▶ Dataset content:

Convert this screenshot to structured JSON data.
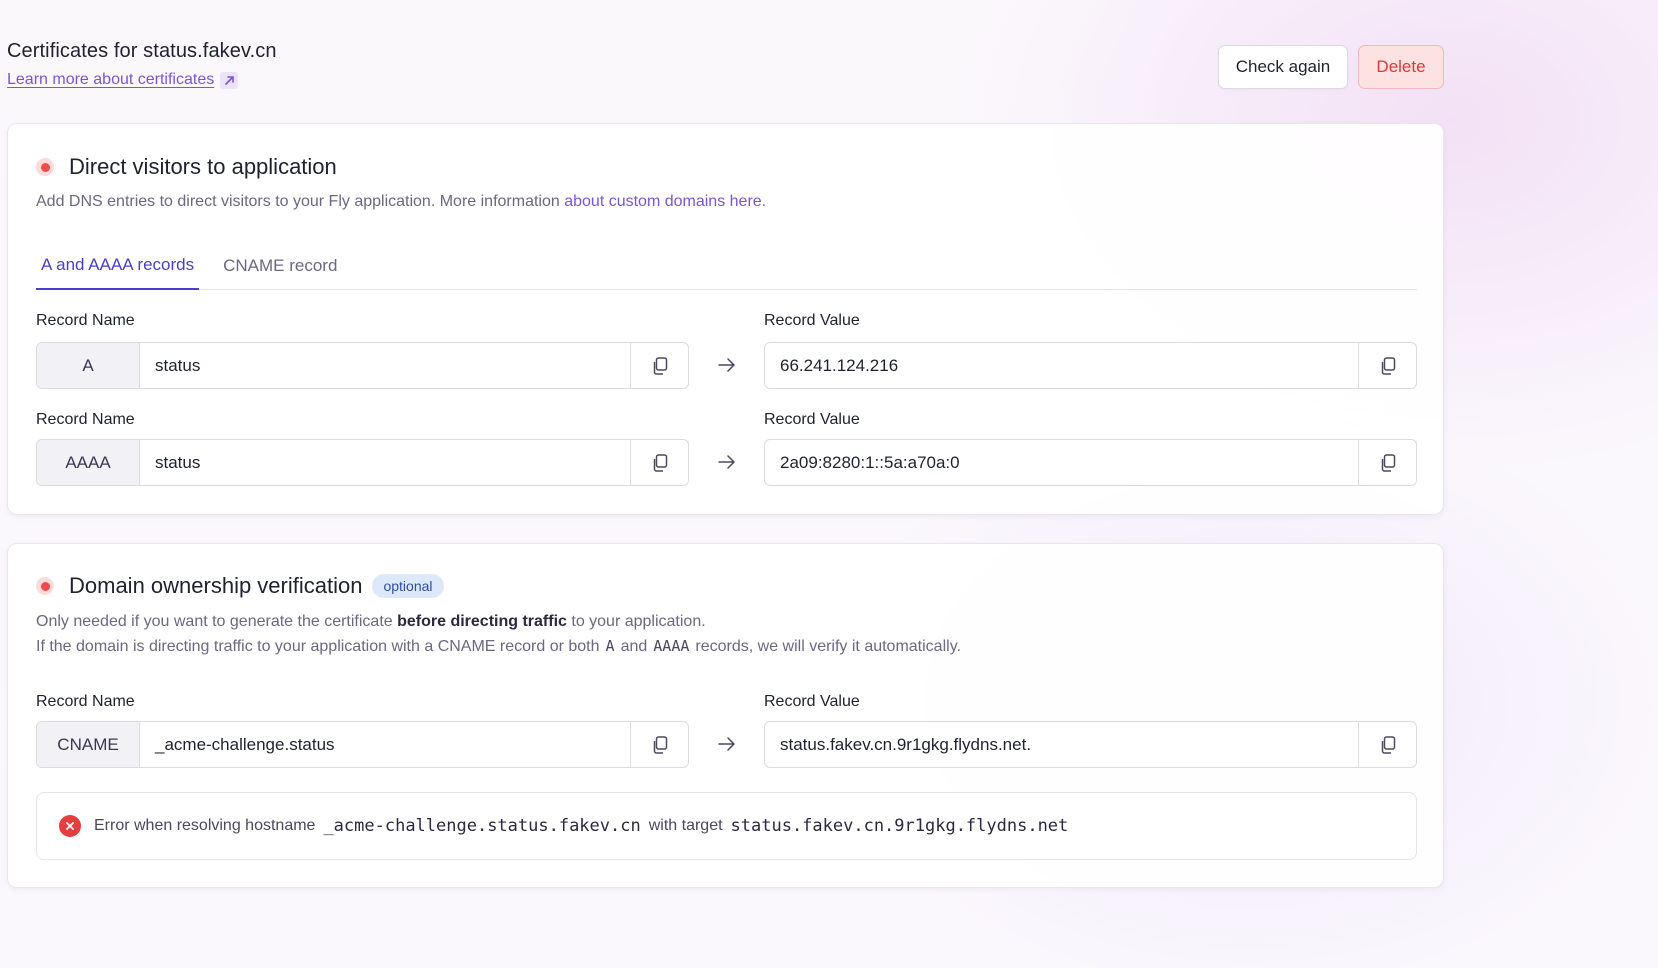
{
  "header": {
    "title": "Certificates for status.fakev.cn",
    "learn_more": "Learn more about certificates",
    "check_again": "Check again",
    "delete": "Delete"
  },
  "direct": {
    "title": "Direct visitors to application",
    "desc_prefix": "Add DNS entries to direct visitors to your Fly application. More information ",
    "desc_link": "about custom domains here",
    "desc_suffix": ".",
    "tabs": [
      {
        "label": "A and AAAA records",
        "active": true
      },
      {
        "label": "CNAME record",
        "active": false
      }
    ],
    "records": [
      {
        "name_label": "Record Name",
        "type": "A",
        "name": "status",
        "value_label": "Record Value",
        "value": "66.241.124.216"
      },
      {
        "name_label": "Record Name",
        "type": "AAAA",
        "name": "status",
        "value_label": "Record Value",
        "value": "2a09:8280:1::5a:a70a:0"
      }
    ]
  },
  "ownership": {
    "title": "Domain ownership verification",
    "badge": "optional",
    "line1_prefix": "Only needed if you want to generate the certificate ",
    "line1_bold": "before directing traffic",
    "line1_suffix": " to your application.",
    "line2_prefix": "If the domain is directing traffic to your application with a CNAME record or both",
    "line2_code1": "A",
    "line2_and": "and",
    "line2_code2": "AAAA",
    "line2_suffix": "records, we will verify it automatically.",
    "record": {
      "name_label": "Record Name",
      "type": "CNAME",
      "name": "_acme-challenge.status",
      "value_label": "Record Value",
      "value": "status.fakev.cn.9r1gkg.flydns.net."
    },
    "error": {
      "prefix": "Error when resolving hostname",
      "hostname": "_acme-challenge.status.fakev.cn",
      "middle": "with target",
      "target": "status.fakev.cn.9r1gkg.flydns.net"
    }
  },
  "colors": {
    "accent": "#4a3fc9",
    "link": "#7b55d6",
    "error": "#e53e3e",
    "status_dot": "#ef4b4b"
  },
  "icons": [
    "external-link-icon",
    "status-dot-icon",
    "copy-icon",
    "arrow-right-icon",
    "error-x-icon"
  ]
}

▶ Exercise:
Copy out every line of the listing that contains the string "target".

▶ Written response:
      "middle": "with target",
      "target": "status.fakev.cn.9r1gkg.flydns.net"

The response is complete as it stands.